03/20/2015 04:10 pm ET Updated May 20, 2015

The Number One Thing Every (Young) Entrepreneur Should Do First

Inspired by Mark Zuckerberg, the young entrepreneurs I meet often think the best way to succeed is to drop out of college and launch their startups immediately. They've got no time to waste.

But if you really want to build a company that changes the world, I recommend a contrarian approach: Get a job at a well-known company for a year or two, like another famous college dropout, Steve Jobs. Before Jobs co-founded Apple in 1976, he worked for Atari, the video game maker that invented Pong. The two years he spent there influenced everything from the components he later used in Apple's computers to the culture at Apple, where work was about having fun.

This advice might sound like blasphemy from the founder of the Young Entrepreneurs' Organization (EO today). However, among the entrepreneurs we advise at my firm Gazelles and that I've studied for my recent book Scaling Up, companies scale-up further, faster if they are launched with intact teams, spun-out from larger companies. This is because one of the biggest obstacles to growth is not knowing how to establish the scalable infrastructure for building a substantial-sized company. The best way to learn how to scale is to spend some time working for a behemoth organization. Giant firms may have large bloated bureaucracies, but those in the FORTUNE 500 still generate 2.5 times the revenue per employee than many small to midsize firms.
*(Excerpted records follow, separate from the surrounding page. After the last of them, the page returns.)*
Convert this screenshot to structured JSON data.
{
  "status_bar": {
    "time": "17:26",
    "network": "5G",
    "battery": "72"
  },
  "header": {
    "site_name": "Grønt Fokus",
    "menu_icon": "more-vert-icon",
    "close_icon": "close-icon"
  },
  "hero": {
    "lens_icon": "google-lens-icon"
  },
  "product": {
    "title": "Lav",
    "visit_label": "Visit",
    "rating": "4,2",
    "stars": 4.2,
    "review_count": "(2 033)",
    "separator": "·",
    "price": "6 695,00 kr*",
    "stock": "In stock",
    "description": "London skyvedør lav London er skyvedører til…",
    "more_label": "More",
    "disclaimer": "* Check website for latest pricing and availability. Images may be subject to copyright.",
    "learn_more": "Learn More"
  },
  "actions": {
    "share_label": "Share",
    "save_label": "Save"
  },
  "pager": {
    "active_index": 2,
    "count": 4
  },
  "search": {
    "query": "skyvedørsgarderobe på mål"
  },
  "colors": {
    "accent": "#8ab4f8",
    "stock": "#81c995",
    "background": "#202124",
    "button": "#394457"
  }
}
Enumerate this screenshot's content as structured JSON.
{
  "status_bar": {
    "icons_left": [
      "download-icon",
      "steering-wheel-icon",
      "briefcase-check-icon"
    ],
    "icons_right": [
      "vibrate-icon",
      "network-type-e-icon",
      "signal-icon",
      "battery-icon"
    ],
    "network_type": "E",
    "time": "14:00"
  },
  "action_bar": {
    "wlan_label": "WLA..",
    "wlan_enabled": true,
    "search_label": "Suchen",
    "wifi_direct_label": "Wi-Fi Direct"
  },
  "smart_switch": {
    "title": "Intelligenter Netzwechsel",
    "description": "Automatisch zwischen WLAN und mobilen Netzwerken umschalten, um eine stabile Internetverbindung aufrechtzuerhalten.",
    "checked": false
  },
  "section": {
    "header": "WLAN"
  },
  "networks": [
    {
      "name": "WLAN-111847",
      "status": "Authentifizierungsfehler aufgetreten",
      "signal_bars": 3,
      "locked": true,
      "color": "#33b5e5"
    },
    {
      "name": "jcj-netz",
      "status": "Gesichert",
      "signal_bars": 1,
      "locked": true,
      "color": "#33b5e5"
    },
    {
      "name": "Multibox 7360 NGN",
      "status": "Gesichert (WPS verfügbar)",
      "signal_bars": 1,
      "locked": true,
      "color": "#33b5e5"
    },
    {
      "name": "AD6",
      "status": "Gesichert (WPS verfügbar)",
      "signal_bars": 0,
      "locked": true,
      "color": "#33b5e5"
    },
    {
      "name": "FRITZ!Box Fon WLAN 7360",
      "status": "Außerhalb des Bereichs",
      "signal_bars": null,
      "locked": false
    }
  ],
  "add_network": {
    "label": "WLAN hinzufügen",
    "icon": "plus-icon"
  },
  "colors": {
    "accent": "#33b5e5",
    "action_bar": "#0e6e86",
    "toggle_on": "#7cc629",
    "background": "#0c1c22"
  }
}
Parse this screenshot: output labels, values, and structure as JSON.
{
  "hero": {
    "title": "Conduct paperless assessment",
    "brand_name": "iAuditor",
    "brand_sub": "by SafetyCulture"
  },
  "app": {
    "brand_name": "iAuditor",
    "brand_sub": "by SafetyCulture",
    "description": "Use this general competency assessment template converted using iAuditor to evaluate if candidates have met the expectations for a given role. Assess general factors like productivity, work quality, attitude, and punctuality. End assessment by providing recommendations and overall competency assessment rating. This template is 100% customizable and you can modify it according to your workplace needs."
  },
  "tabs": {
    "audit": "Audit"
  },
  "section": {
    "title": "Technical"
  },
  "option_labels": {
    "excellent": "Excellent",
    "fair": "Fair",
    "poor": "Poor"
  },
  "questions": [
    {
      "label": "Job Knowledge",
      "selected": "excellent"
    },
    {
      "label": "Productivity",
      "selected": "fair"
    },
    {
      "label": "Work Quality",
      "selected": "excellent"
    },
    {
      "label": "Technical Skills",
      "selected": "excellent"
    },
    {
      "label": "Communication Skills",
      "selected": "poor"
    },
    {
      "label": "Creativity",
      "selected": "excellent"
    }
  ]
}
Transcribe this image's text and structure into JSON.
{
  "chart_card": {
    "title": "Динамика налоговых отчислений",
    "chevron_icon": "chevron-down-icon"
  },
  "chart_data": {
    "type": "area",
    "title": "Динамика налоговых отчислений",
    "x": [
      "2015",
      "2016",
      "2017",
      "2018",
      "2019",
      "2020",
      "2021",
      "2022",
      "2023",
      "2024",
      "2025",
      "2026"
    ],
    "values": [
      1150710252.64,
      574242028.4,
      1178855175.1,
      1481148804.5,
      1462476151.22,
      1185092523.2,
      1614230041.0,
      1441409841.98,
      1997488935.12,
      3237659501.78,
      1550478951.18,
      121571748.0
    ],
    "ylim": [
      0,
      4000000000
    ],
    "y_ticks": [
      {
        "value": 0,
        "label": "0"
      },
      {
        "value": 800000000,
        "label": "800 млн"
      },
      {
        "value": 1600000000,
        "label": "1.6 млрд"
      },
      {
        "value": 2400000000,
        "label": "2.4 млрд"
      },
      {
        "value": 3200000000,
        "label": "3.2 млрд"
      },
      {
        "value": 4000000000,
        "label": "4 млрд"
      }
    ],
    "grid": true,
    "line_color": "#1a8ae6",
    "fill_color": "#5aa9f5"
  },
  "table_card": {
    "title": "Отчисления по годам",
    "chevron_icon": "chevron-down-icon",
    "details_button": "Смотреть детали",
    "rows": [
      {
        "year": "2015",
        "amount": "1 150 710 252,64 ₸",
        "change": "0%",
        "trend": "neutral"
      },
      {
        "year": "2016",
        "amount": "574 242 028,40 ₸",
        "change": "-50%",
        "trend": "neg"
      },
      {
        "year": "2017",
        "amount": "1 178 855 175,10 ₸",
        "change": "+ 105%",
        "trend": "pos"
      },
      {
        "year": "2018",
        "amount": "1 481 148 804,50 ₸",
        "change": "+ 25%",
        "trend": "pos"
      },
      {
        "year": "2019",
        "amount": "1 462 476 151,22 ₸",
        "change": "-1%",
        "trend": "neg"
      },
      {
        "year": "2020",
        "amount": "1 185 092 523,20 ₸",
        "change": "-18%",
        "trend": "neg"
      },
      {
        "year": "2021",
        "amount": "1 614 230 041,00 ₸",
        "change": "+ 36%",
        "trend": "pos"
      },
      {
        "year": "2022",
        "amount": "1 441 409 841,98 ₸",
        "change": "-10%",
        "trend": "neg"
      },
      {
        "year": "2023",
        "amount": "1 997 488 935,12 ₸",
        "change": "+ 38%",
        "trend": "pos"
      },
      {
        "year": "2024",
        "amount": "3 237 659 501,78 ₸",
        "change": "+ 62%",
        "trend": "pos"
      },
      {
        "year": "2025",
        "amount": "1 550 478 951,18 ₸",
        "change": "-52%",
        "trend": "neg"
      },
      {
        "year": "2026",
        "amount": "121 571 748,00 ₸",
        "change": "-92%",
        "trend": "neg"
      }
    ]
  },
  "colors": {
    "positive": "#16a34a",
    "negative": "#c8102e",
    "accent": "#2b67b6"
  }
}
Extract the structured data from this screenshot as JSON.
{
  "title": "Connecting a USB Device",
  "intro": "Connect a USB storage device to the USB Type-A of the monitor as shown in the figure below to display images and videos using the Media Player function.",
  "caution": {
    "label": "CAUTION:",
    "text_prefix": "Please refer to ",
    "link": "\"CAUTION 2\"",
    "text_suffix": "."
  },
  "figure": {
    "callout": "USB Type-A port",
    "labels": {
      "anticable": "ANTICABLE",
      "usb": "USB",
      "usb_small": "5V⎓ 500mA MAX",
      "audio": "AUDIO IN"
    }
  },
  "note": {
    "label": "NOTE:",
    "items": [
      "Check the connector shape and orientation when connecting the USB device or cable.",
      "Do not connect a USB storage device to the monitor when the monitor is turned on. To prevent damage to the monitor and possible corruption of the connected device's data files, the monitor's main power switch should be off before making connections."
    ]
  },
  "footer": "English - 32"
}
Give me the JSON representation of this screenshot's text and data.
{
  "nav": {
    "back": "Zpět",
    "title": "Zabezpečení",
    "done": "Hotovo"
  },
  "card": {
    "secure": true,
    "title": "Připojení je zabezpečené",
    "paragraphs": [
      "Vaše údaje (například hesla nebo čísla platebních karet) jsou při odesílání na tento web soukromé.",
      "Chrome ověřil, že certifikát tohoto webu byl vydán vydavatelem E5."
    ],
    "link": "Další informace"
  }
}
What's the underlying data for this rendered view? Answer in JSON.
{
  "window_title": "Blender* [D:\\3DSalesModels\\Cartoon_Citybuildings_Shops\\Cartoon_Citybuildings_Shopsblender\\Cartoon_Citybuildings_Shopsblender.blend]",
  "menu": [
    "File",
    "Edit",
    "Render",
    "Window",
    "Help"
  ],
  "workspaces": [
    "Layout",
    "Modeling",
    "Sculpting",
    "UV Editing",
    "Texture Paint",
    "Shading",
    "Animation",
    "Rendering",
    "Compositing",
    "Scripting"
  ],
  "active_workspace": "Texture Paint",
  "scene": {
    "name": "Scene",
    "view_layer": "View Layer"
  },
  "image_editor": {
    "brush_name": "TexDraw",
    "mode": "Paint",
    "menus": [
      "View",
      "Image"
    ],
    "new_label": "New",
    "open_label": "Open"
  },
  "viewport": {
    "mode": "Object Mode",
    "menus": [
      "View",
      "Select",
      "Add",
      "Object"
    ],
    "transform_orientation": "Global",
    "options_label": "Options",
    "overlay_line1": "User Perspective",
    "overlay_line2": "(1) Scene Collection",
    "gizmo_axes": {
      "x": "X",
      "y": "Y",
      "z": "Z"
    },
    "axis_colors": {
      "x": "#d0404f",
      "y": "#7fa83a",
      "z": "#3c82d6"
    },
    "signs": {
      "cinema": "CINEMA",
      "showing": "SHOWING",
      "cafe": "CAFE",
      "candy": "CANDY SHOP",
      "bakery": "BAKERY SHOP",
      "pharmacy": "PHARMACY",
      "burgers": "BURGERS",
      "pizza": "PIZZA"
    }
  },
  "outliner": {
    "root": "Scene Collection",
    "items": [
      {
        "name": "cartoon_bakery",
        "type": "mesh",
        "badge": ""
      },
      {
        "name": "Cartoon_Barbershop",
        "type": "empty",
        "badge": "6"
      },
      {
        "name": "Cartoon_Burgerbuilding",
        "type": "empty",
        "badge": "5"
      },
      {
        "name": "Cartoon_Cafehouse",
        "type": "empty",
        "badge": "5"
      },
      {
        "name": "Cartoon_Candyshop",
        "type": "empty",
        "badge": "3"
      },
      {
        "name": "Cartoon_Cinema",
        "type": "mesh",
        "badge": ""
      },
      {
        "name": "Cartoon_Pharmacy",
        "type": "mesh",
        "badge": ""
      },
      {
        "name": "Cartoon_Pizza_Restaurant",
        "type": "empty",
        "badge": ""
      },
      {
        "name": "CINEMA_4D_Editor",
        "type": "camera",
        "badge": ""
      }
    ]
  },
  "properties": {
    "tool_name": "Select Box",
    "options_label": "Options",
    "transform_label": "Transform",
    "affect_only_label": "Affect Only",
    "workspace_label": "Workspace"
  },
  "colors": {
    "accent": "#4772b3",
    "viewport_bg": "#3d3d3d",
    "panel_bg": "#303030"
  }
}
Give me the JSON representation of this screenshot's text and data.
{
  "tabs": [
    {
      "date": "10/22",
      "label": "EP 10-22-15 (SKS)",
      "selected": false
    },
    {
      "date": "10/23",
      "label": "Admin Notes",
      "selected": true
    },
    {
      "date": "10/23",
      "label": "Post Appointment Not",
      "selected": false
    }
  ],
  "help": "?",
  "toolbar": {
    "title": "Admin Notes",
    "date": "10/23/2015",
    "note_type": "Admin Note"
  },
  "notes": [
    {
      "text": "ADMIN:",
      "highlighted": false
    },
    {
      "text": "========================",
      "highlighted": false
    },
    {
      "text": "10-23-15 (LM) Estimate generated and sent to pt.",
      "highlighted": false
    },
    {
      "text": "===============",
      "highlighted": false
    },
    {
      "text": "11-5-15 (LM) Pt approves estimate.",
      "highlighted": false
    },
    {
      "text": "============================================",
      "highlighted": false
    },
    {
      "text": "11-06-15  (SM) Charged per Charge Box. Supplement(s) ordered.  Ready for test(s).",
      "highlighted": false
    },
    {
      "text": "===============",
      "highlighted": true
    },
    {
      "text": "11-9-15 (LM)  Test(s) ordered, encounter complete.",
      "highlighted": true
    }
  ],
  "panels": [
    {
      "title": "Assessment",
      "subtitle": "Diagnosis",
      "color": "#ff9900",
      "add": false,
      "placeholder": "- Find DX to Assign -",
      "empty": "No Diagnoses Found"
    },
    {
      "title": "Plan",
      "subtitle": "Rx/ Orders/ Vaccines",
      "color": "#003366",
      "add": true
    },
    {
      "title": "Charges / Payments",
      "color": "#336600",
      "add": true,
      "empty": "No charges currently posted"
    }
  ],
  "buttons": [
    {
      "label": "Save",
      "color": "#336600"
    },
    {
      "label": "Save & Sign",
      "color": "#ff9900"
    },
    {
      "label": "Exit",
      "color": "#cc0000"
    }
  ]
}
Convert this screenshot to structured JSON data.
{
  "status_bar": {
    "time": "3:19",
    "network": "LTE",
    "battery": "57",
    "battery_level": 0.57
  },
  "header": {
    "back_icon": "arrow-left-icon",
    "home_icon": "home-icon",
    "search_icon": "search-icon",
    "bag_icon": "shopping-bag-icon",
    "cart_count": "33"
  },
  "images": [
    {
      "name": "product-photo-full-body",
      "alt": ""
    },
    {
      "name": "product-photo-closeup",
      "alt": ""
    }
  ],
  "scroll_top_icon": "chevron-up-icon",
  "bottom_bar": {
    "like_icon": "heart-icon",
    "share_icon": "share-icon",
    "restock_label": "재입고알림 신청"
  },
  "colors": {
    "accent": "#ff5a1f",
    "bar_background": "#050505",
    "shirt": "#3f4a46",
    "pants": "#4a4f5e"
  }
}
So how do you find the right company to join? Research those in your industry with the best leadership training programs and finagle your way into getting a job there. Chief Executive publishes an annual list of the best companies for leaders. This year, General Electric was number one, IBM placed second, and P&G came in third among public companies; Deloitte, Hilti (surprised?), and Dell were the top three private firms with the best leadership training.

Once you're situated in your cubicle, keep your head down. Work hard. Volunteer for a nasty project no one wants to do. If it succeeds, you'll quickly be invited into the inner circle. And if the project fails, no one will blame you. You're better off making mistakes on someone else's dime than your own.

Make friends with your colleagues and attend every conference you can. Figure out whom you'd like to help you launch your startup, so you don't have to go it alone. Harvard Business School professor Noam Wasserman, author of The Founder's Dilemmas, discovered that companies' founding teams are most stable when the members have a prior professional relationship. That's why startup accelerators like Techstars prefer teams of founders to solo entrepreneurs.

Once you're ready to start your company, do it in the evenings or on the weekends. Stay stealth. Then jump ship with your co-founders.

Should you work in the corporate trenches for 20 years? Of course not. Once you've put in a year or two at a big company, you'll have learned what you need to know and picked up a valuable calling card. It's like going to Harvard. You've gotten your ticket punched. It doesn't much matter whether you were there 10 months or 10 years. What matters is how you use the knowledge and connections you picked up to create a killer business.